*Task statement*.
Scan the entries that follow for the word "title", then report every line in which it appears.

*Data records*.
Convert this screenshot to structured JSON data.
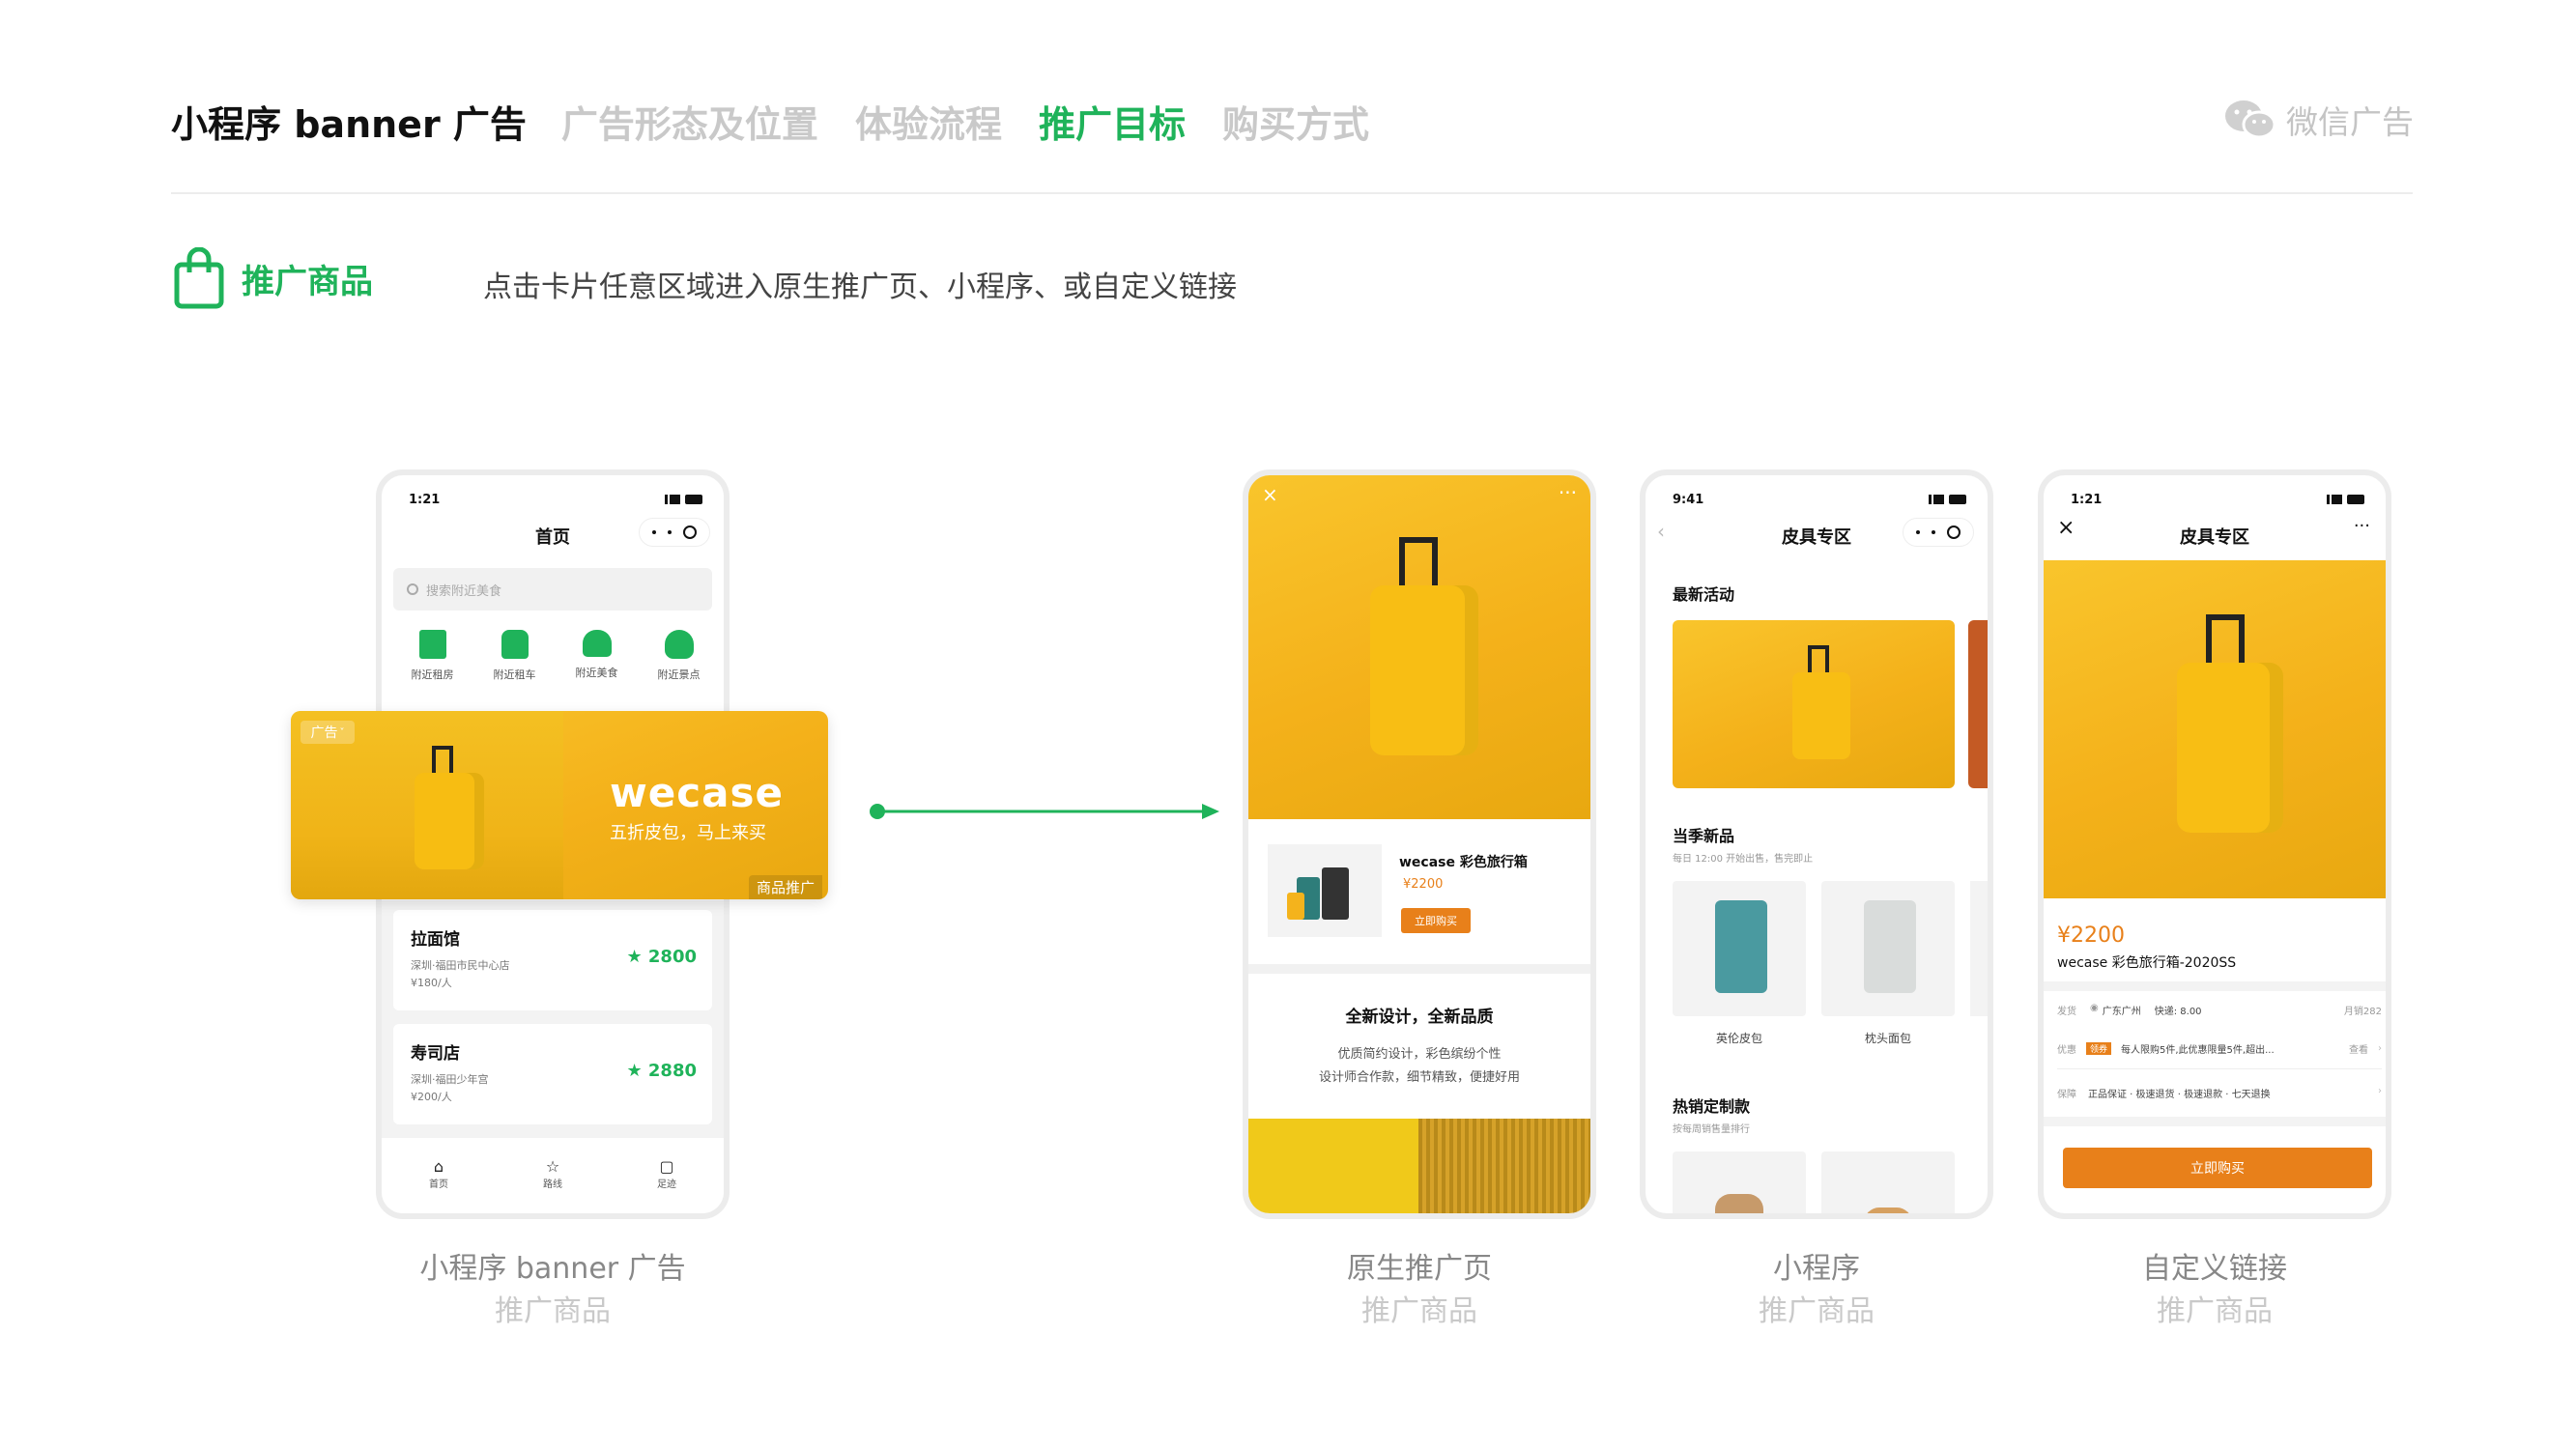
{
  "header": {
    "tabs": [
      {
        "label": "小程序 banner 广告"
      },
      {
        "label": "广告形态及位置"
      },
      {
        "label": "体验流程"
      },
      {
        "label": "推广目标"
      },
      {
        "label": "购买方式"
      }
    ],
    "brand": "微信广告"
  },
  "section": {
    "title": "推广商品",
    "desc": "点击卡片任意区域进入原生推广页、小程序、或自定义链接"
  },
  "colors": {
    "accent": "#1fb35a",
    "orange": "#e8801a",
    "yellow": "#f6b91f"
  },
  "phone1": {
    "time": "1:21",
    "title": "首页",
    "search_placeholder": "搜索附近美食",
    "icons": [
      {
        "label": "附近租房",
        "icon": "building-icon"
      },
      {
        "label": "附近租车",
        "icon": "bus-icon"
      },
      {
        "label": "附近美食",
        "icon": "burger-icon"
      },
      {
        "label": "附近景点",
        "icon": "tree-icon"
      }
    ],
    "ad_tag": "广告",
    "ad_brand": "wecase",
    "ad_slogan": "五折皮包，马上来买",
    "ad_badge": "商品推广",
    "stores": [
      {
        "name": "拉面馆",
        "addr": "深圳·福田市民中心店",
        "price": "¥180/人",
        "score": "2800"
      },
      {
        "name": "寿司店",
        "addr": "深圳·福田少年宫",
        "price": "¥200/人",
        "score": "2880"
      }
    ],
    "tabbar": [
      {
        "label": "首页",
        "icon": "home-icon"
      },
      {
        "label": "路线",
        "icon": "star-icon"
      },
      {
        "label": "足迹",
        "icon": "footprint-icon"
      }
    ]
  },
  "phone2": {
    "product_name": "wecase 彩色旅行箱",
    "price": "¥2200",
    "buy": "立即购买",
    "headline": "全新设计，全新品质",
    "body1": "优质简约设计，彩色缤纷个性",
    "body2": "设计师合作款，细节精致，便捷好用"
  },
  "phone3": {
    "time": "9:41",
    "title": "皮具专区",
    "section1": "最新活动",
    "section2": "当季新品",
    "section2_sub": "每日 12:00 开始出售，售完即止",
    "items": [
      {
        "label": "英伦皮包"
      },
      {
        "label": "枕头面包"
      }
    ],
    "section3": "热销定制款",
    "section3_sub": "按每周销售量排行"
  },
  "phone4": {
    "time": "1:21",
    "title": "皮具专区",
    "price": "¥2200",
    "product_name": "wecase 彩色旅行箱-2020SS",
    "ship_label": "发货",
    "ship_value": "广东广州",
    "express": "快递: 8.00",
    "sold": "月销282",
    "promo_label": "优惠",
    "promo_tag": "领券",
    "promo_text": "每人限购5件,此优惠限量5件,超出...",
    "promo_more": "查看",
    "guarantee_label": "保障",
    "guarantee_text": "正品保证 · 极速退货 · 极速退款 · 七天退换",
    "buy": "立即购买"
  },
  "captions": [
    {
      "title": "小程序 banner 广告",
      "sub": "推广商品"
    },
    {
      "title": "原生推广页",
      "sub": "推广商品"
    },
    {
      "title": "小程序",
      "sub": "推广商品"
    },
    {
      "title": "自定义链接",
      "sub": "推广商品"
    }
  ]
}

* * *

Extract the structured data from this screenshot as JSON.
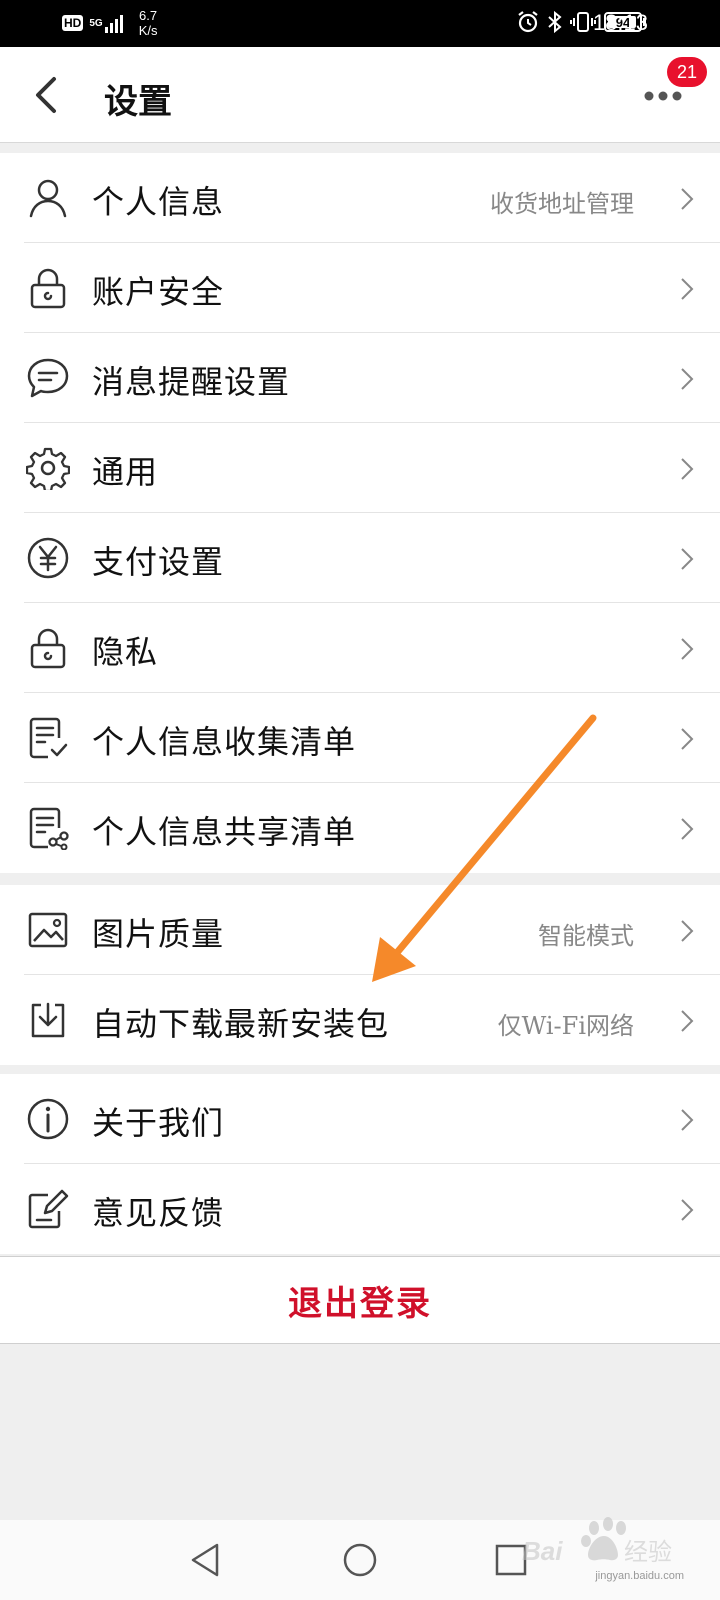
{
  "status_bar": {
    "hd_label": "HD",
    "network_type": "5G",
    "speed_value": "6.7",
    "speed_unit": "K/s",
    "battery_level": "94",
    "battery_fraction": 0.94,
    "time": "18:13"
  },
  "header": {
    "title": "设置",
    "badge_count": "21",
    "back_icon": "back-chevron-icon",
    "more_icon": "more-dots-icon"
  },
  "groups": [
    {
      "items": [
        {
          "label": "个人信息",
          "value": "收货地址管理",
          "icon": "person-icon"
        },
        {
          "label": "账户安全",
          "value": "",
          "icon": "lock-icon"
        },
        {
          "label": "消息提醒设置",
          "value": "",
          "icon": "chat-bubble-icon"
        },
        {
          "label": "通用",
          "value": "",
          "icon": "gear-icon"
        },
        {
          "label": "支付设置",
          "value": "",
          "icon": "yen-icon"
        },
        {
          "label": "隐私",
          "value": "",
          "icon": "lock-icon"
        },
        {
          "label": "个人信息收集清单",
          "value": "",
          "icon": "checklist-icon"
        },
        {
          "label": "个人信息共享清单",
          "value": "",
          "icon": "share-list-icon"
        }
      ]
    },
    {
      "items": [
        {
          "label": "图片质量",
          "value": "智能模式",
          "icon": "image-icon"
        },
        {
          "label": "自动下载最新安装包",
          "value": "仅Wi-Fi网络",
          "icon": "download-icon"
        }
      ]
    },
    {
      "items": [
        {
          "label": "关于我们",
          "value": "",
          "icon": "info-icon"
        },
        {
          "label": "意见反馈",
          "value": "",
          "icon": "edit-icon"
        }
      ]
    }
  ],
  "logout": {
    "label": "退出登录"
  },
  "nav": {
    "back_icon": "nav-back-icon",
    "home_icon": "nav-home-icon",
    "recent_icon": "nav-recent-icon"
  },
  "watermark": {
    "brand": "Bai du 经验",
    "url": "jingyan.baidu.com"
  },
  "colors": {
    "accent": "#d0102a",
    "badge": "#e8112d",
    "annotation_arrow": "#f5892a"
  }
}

*Answer below*.
    "title": "推广商品",
    "title": "首页",
    "title": "皮具专区",
    "title": "皮具专区",
      "title": "小程序 banner 广告",
      "title": "原生推广页",
      "title": "小程序",
      "title": "自定义链接",
    "title": "设置",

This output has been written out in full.